Justice Ginsburg has had quite a few health scares over the past little over a decade. She was diagnosed with pancreatic cancer in 2009 and subsequently resisted pressure to retire from the Court under Obama’s administration.  With multiple hospital stays this year and a recurrence of her pancreatic cancer, many question how long she will…

Who’s in the Majority?

While few people ever have the opportunity of sitting on the Supreme Court, some similarities exist between this upper echelon of judging and other jobs. One parallel has to do with job satisfaction.  While judges that make it all the way to the Supreme Court should feel accomplished and contented by their achievements, there also…

The Strength of Precedent is in the Justices’ Actions, Not Words

During his Supreme Court confirmation hearings in 2005, now Chief Justice Roberts exposited, “Judges have to have the humility to recognize that they operate within a system of precedent shaped by other judges equally striving to live up to the judicial oath, and judges have to have modesty to be open in the decisional process…

Retirement Plan Blues

It is that time of year again. As we near the end of the Supreme Court term, we are experiencing another round of prognostications on whether Justice Kennedy will retire leaving another vacancy for the Trump Administration to fill (last year’s take on the possibility of Kennedy’s retirement can be found here).  About this time of…

Justices, Tenure, and What to Expect Moving Forward

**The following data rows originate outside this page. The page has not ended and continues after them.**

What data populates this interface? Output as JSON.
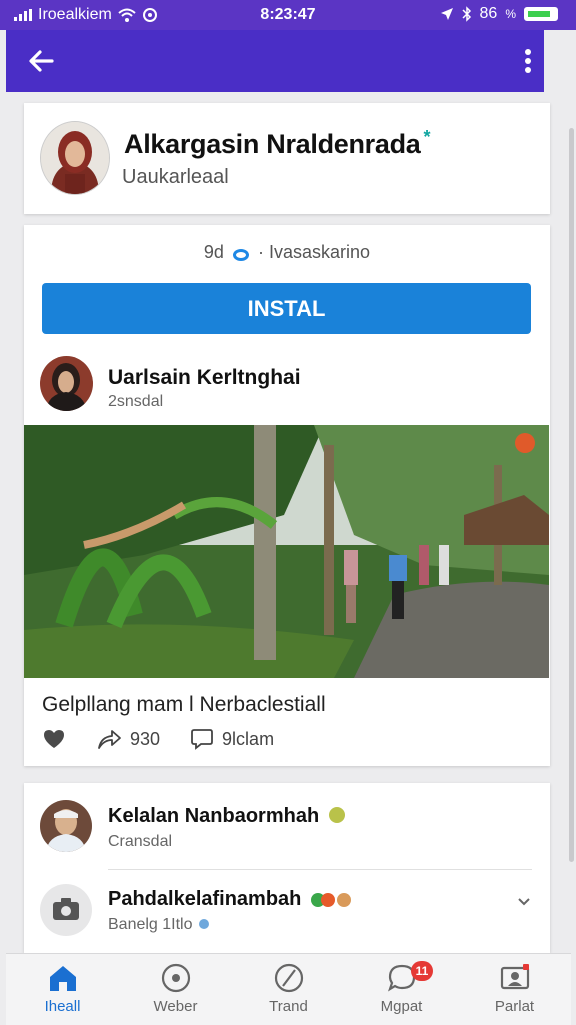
{
  "status_bar": {
    "carrier": "Iroealkiem",
    "time": "8:23:47",
    "battery": "86"
  },
  "profile": {
    "name": "Alkargasin Nraldenrada",
    "subtitle": "Uaukarleaal"
  },
  "post": {
    "stats_count": "9d",
    "stats_text": "Ivasaskarino",
    "install_label": "INSTAL",
    "author": "Uarlsain Kerltnghai",
    "time": "2snsdal",
    "caption": "Gelpllang mam l Nerbaclestiall",
    "shares": "930",
    "comments": "9lclam"
  },
  "comments": [
    {
      "name": "Kelalan Nanbaormhah",
      "sub": "Cransdal"
    },
    {
      "name": "Pahdalkelafinambah",
      "sub": "Banelg 1Itlo"
    }
  ],
  "nav": [
    {
      "label": "Iheall"
    },
    {
      "label": "Weber"
    },
    {
      "label": "Trand"
    },
    {
      "label": "Mgpat",
      "badge": "11"
    },
    {
      "label": "Parlat"
    }
  ],
  "colors": {
    "status_bar": "#5b35c4",
    "app_bar": "#4a2ec6",
    "install": "#1a82d9",
    "nav_active": "#1a6fd1"
  }
}
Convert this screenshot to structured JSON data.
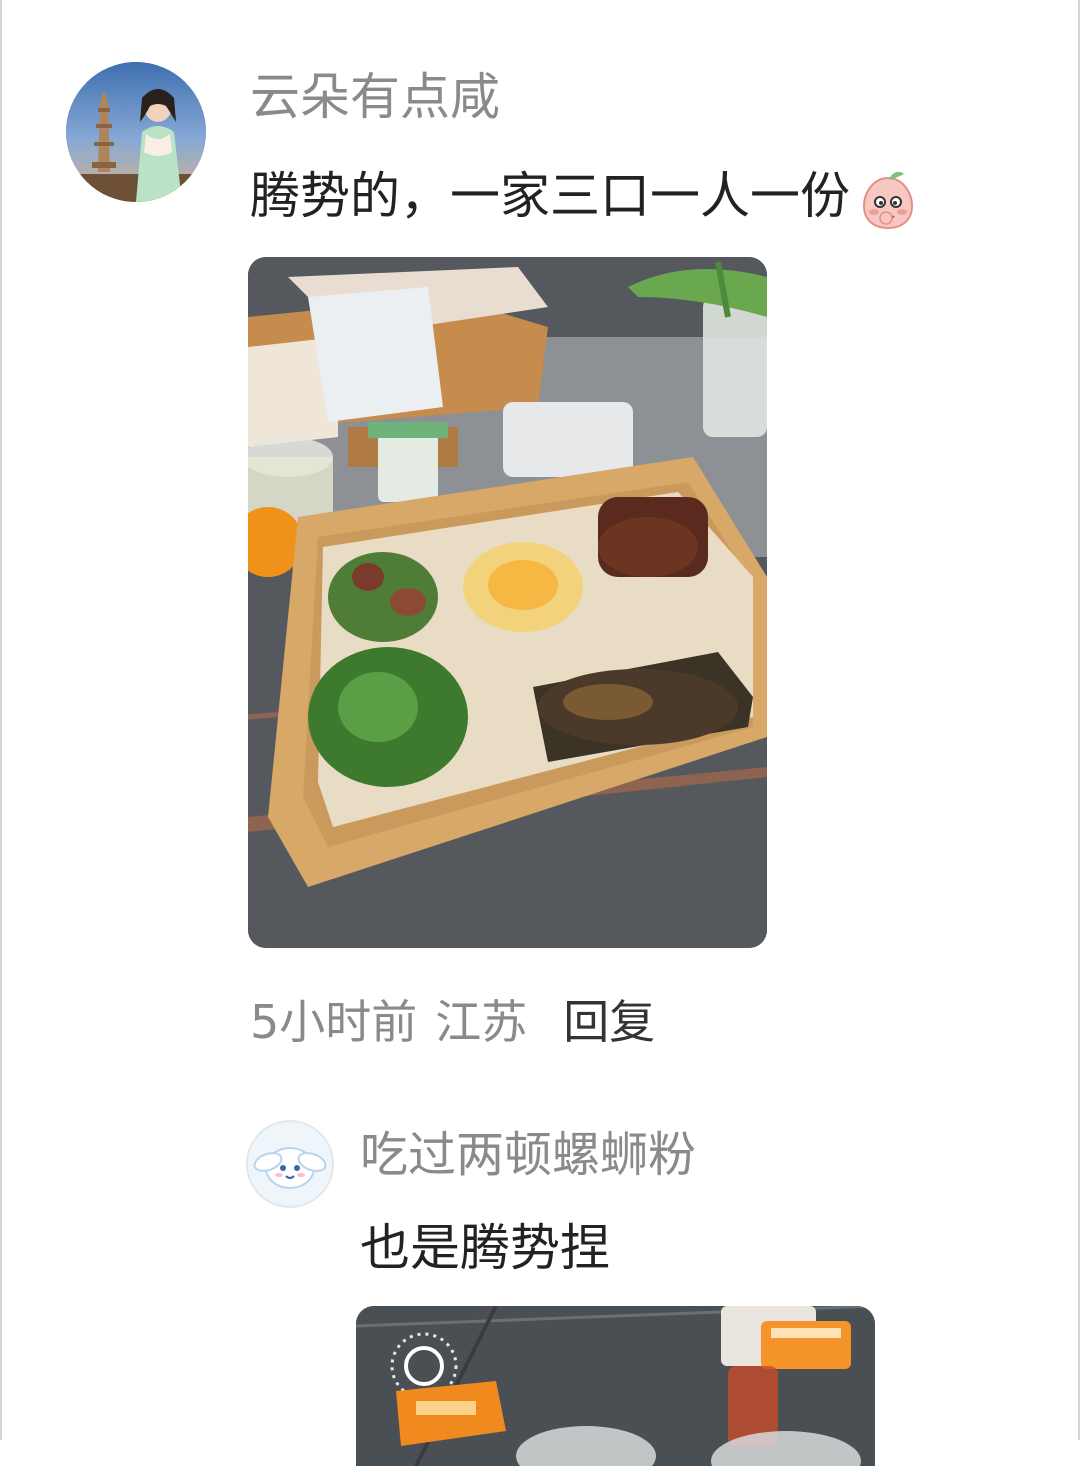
{
  "comment": {
    "username": "云朵有点咸",
    "text": "腾势的，一家三口一人一份",
    "emoji": "peach-blush-emoji",
    "time": "5小时前",
    "location": "江苏",
    "reply_label": "回复"
  },
  "reply": {
    "username": "吃过两顿螺蛳粉",
    "text": "也是腾势捏"
  }
}
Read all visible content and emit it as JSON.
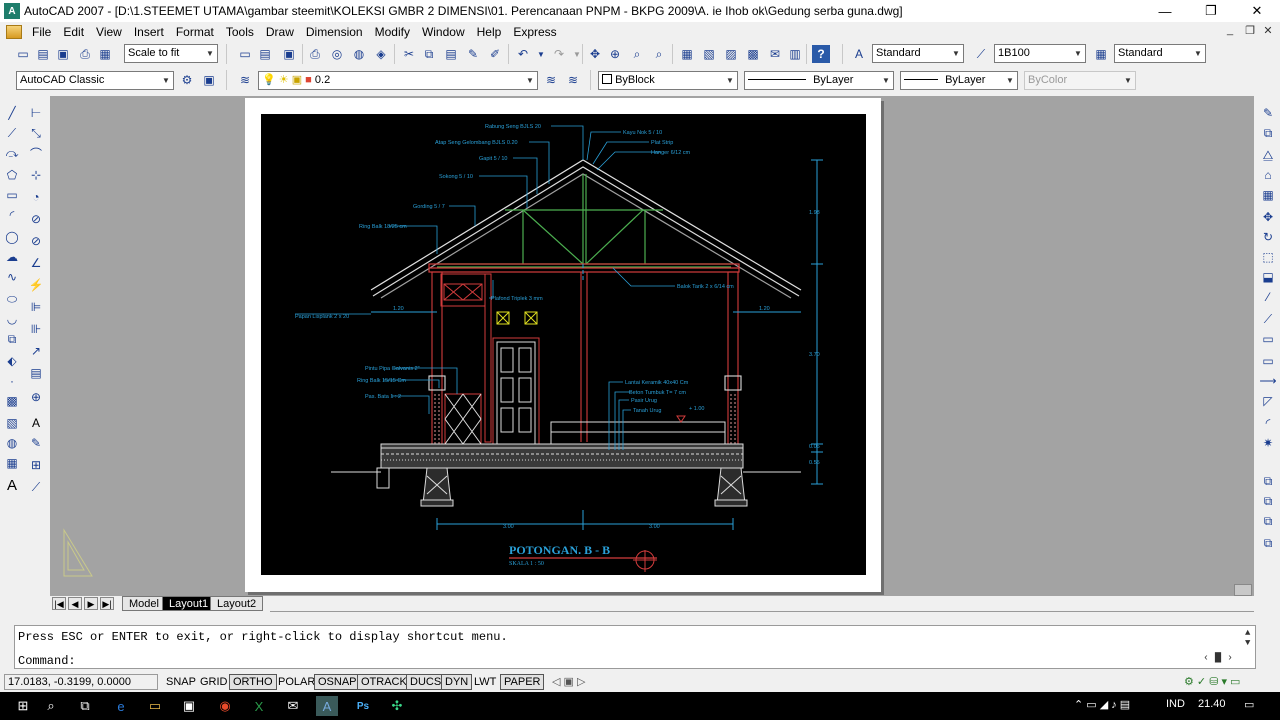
{
  "window": {
    "title": "AutoCAD 2007 - [D:\\1.STEEMET UTAMA\\gambar steemit\\KOLEKSI GMBR 2 DIMENSI\\01. Perencanaan PNPM - BKPG 2009\\A. ie Ihob ok\\Gedung serba guna.dwg]",
    "minimize": "—",
    "restore": "❐",
    "close": "✕",
    "doc_minimize": "_",
    "doc_restore": "❐",
    "doc_close": "✕"
  },
  "menu": [
    "File",
    "Edit",
    "View",
    "Insert",
    "Format",
    "Tools",
    "Draw",
    "Dimension",
    "Modify",
    "Window",
    "Help",
    "Express"
  ],
  "toolbar": {
    "zoom_combo": "Scale to fit",
    "text_style": "Standard",
    "dim_style": "1B100",
    "table_style": "Standard",
    "workspace": "AutoCAD Classic",
    "layer": "0.2",
    "color": "ByBlock",
    "linetype": "ByLayer",
    "lineweight": "ByLayer",
    "plotstyle": "ByColor"
  },
  "tabs": [
    "Model",
    "Layout1",
    "Layout2"
  ],
  "command": {
    "line1": "Press ESC or ENTER to exit, or right-click to display shortcut menu.",
    "prompt": "Command:"
  },
  "status": {
    "coords": "17.0183, -0.3199, 0.0000",
    "buttons": [
      "SNAP",
      "GRID",
      "ORTHO",
      "POLAR",
      "OSNAP",
      "OTRACK",
      "DUCS",
      "DYN",
      "LWT",
      "PAPER"
    ]
  },
  "taskbar": {
    "lang": "IND",
    "time": "21.40"
  },
  "drawing": {
    "title": "POTONGAN. B - B",
    "scale": "SKALA 1 : 50",
    "labels": {
      "rabung": "Rabung Seng BJLS 20",
      "atap": "Atap Seng Gelombang BJLS 0.20",
      "gapit": "Gapit 5 / 10",
      "sokong": "Sokong 5 / 10",
      "gording": "Gording 5 / 7",
      "ring_balk_top": "Ring Balk 18/25 cm",
      "papan_lisplank": "Papan Lisplank 2 x 20",
      "kayu_nok": "Kayu Nok 5 / 10",
      "plat_strip": "Plat Strip",
      "hanger": "Hanger 6/12 cm",
      "plafond": "Plafond Triplek 3 mm",
      "balok_tarik": "Balok Tarik 2 x 6/14 cm",
      "pintu_pipa": "Pintu Pipa Galvanis 2\"",
      "ring_balk_low": "Ring Balk 15/15 Cm",
      "pas_bata": "Pas. Bata 1 : 2",
      "lantai": "Lantai Keramik 40x40 Cm",
      "beton": "Beton Tumbuk T= 7 cm",
      "pasir": "Pasir Urug",
      "tanah": "Tanah Urug",
      "elev": "+ 1.00"
    },
    "dims": {
      "overhang": "1.20",
      "h_roof": "1.98",
      "h_wall": "3.70",
      "h_base1": "0.05",
      "h_base2": "0.55",
      "span1": "3.00",
      "span2": "3.00"
    }
  }
}
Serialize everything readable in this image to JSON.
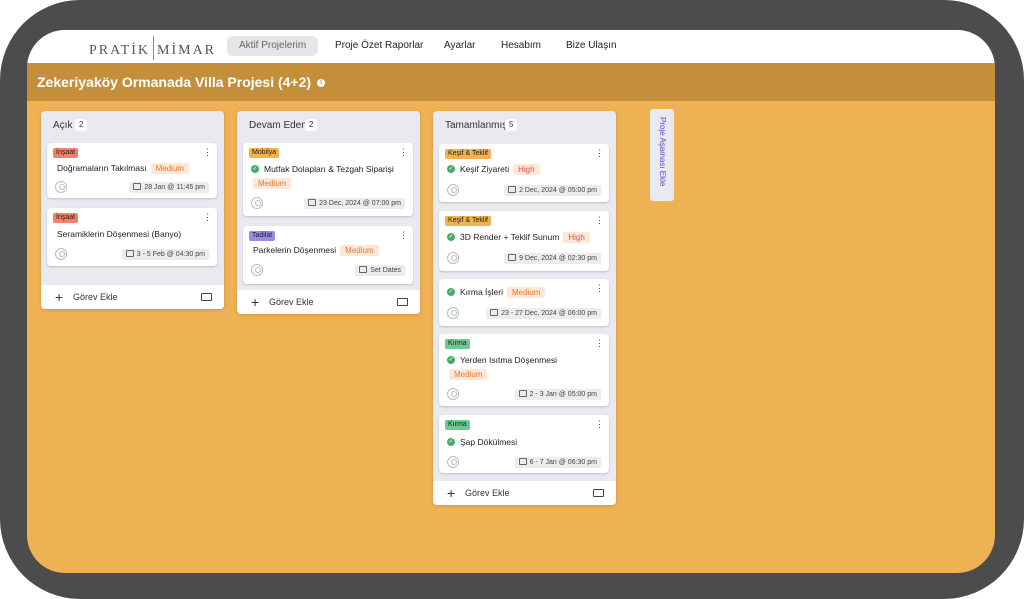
{
  "nav": {
    "logo_left": "PRATİK",
    "logo_right": "MİMAR",
    "items": [
      {
        "label": "Aktif Projelerim",
        "active": true
      },
      {
        "label": "Proje Özet Raporlar"
      },
      {
        "label": "Ayarlar"
      },
      {
        "label": "Hesabım"
      },
      {
        "label": "Bize Ulaşın"
      }
    ]
  },
  "project": {
    "title": "Zekeriyaköy Ormanada Villa Projesi (4+2)",
    "info_icon": "info-icon"
  },
  "columns": [
    {
      "title": "Açık",
      "count": "2",
      "cards": [
        {
          "tag": "İnşaat",
          "tag_color": "#f0826a",
          "title": "Doğramaların Takılması",
          "priority": "Medium",
          "date": "28 Jan @ 11:45 pm"
        },
        {
          "tag": "İnşaat",
          "tag_color": "#f0826a",
          "title": "Seramiklerin Döşenmesi (Banyo)",
          "priority": "",
          "date": "3 - 5 Feb @ 04:30 pm"
        }
      ],
      "add_label": "Görev Ekle"
    },
    {
      "title": "Devam Eden",
      "count": "2",
      "cards": [
        {
          "tag": "Mobilya",
          "tag_color": "#f2b04e",
          "title": "Mutfak Dolapları & Tezgah Siparişi",
          "priority": "Medium",
          "date": "23 Dec, 2024 @ 07:00 pm",
          "done": true
        },
        {
          "tag": "Tadilat",
          "tag_color": "#9b8be8",
          "title": "Parkelerin Döşenmesi",
          "priority": "Medium",
          "date": "Set Dates"
        }
      ],
      "add_label": "Görev Ekle"
    },
    {
      "title": "Tamamlanmış",
      "count": "5",
      "cards": [
        {
          "tag": "Keşif & Teklif",
          "tag_color": "#f2b04e",
          "title": "Keşif Ziyareti",
          "priority": "High",
          "date": "2 Dec, 2024 @ 05:00 pm",
          "done": true
        },
        {
          "tag": "Keşif & Teklif",
          "tag_color": "#f2b04e",
          "title": "3D Render + Teklif Sunum",
          "priority": "High",
          "date": "9 Dec, 2024 @ 02:30 pm",
          "done": true
        },
        {
          "tag": "",
          "title": "Kırma İşleri",
          "priority": "Medium",
          "date": "23 - 27 Dec, 2024 @ 06:00 pm",
          "done": true
        },
        {
          "tag": "Kırma",
          "tag_color": "#6cc992",
          "title": "Yerden Isıtma Döşenmesi",
          "priority": "Medium",
          "date": "2 - 3 Jan @ 05:00 pm",
          "done": true
        },
        {
          "tag": "Kırma",
          "tag_color": "#6cc992",
          "title": "Şap Dökülmesi",
          "priority": "",
          "date": "6 - 7 Jan @ 06:30 pm",
          "done": true
        }
      ],
      "add_label": "Görev Ekle"
    }
  ],
  "add_stage": {
    "label": "Proje Aşaması Ekle"
  },
  "colors": {
    "background": "#eeb154",
    "title_bar": "#c48e3b",
    "accent_purple": "#5a4fc0",
    "check_green": "#4aaa6a"
  }
}
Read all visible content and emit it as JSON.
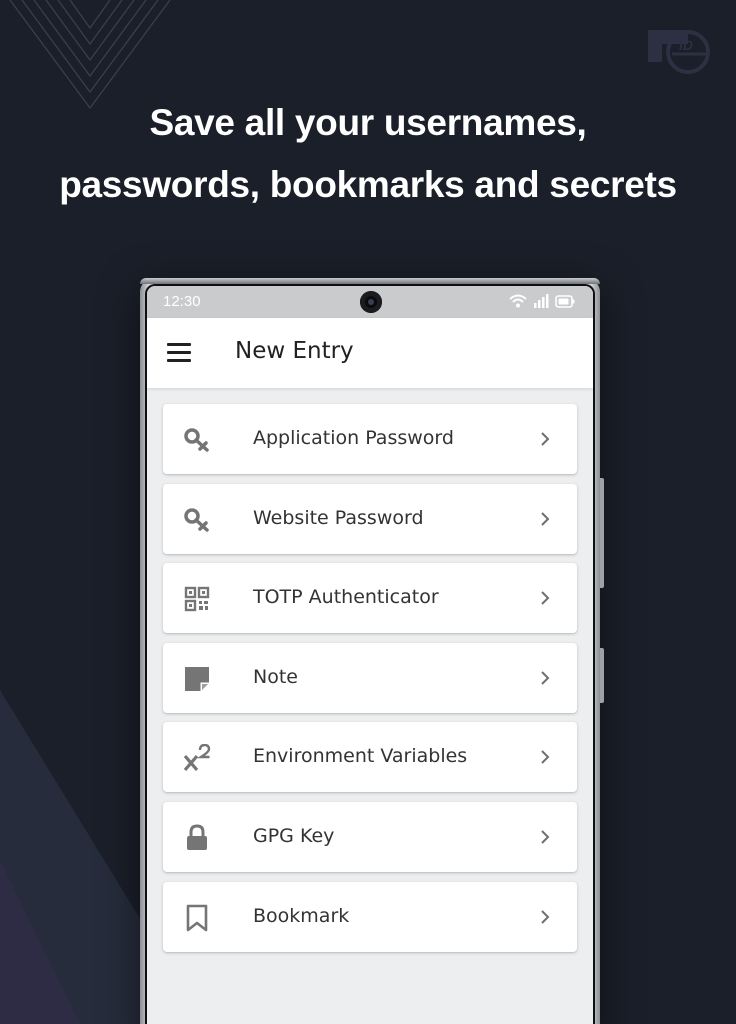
{
  "headline": {
    "line1": "Save all your usernames,",
    "line2": "passwords, bookmarks and secrets"
  },
  "colors": {
    "background": "#1b1f29",
    "headline": "#ffffff",
    "statusbar": "#c9cbcd",
    "appbar": "#ffffff",
    "list_background": "#eceeef",
    "icon_gray": "#757575"
  },
  "statusbar": {
    "time": "12:30"
  },
  "appbar": {
    "menu_icon": "hamburger-menu-icon",
    "title": "New Entry"
  },
  "entries": [
    {
      "label": "Application Password",
      "icon": "key-icon"
    },
    {
      "label": "Website Password",
      "icon": "key-icon"
    },
    {
      "label": "TOTP Authenticator",
      "icon": "qr-code-icon"
    },
    {
      "label": "Note",
      "icon": "note-icon"
    },
    {
      "label": "Environment Variables",
      "icon": "superscript-icon"
    },
    {
      "label": "GPG Key",
      "icon": "lock-icon"
    },
    {
      "label": "Bookmark",
      "icon": "bookmark-icon"
    }
  ]
}
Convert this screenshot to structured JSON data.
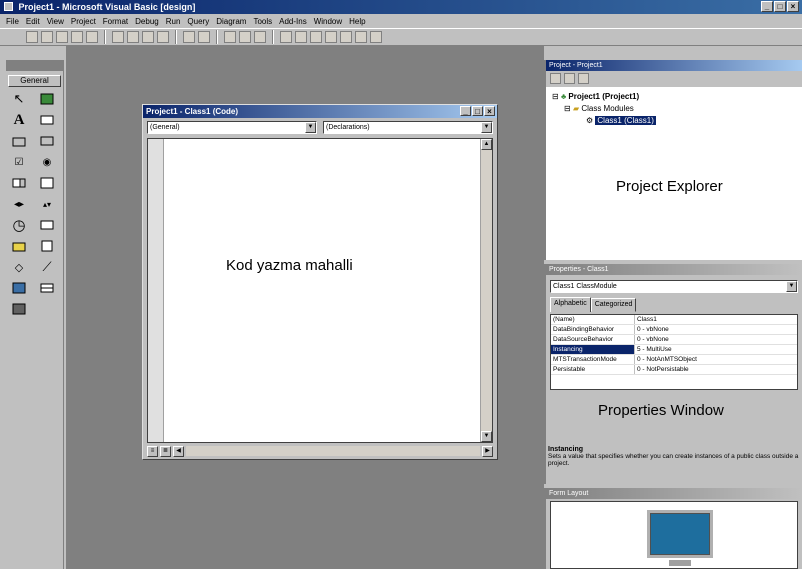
{
  "app": {
    "title": "Project1 - Microsoft Visual Basic [design]",
    "window_buttons": [
      "_",
      "□",
      "×"
    ]
  },
  "menu": [
    "File",
    "Edit",
    "View",
    "Project",
    "Format",
    "Debug",
    "Run",
    "Query",
    "Diagram",
    "Tools",
    "Add-Ins",
    "Window",
    "Help"
  ],
  "toolbox": {
    "title": "",
    "tab": "General",
    "tools": [
      "pointer-icon",
      "picturebox-icon",
      "label-icon",
      "textbox-icon",
      "frame-icon",
      "commandbutton-icon",
      "checkbox-icon",
      "optionbutton-icon",
      "combobox-icon",
      "listbox-icon",
      "hscrollbar-icon",
      "vscrollbar-icon",
      "timer-icon",
      "drivelistbox-icon",
      "dirlistbox-icon",
      "filelistbox-icon",
      "shape-icon",
      "line-icon",
      "image-icon",
      "data-icon",
      "ole-icon"
    ]
  },
  "code_window": {
    "title": "Project1 - Class1 (Code)",
    "object_combo": "(General)",
    "proc_combo": "(Declarations)",
    "label": "Kod yazma mahalli"
  },
  "project_explorer": {
    "title": "Project - Project1",
    "tree": {
      "root": "Project1 (Project1)",
      "folder": "Class Modules",
      "item": "Class1 (Class1)"
    },
    "label": "Project Explorer"
  },
  "properties": {
    "title": "Properties - Class1",
    "object_combo": "Class1 ClassModule",
    "tabs": [
      "Alphabetic",
      "Categorized"
    ],
    "rows": [
      {
        "name": "(Name)",
        "value": "Class1"
      },
      {
        "name": "DataBindingBehavior",
        "value": "0 - vbNone"
      },
      {
        "name": "DataSourceBehavior",
        "value": "0 - vbNone"
      },
      {
        "name": "Instancing",
        "value": "5 - MultiUse"
      },
      {
        "name": "MTSTransactionMode",
        "value": "0 - NotAnMTSObject"
      },
      {
        "name": "Persistable",
        "value": "0 - NotPersistable"
      }
    ],
    "label": "Properties Window",
    "desc_title": "Instancing",
    "desc_text": "Sets a value that specifies whether you can create instances of a public class outside a project."
  },
  "form_layout": {
    "title": "Form Layout"
  }
}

A ninth Justice sits on the Supreme Court today for oral arguments for the first time in over a year.  Justice Gorsuch at 49 years of age has the potential to fill the seat previously occupied by Justice Scalia for years to come.  Gorsuch is on the younger end of the age spectrum for Supreme…

Redistricting Precedent in Light of Evenwel

The Supreme Court decided Evenwel v. Abbott this week – a case with vast implications for legislative districts.  Some see the decision as snubbing Republicans by ruling that states and localities should use total rather than voting population to draw these districts.  Other commentary views the ruling as sufficiently narrow to allow future litigation in the same…